__ACTIVITY__
What you return must match every record word for word.

__Data entries__
*** Begin section ***
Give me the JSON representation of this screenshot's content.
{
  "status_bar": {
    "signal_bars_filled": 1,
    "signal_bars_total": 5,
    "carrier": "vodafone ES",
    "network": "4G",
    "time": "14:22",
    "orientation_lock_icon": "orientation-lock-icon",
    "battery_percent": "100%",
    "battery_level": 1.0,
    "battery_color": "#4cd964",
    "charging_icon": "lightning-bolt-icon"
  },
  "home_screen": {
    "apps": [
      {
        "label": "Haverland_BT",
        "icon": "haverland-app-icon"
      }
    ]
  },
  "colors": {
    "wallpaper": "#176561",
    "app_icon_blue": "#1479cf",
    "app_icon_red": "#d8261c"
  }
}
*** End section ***
__EXERCISE RESULT__
Give me the JSON representation of this screenshot's content.
{
  "status_bar": {
    "signal_bars_filled": 1,
    "signal_bars_total": 5,
    "carrier": "vodafone ES",
    "network": "4G",
    "time": "14:22",
    "orientation_lock_icon": "orientation-lock-icon",
    "battery_percent": "100%",
    "battery_level": 1.0,
    "battery_color": "#4cd964",
    "charging_icon": "lightning-bolt-icon"
  },
  "home_screen": {
    "apps": [
      {
        "label": "Haverland_BT",
        "icon": "haverland-app-icon"
      }
    ]
  },
  "colors": {
    "wallpaper": "#176561",
    "app_icon_blue": "#1479cf",
    "app_icon_red": "#d8261c"
  }
}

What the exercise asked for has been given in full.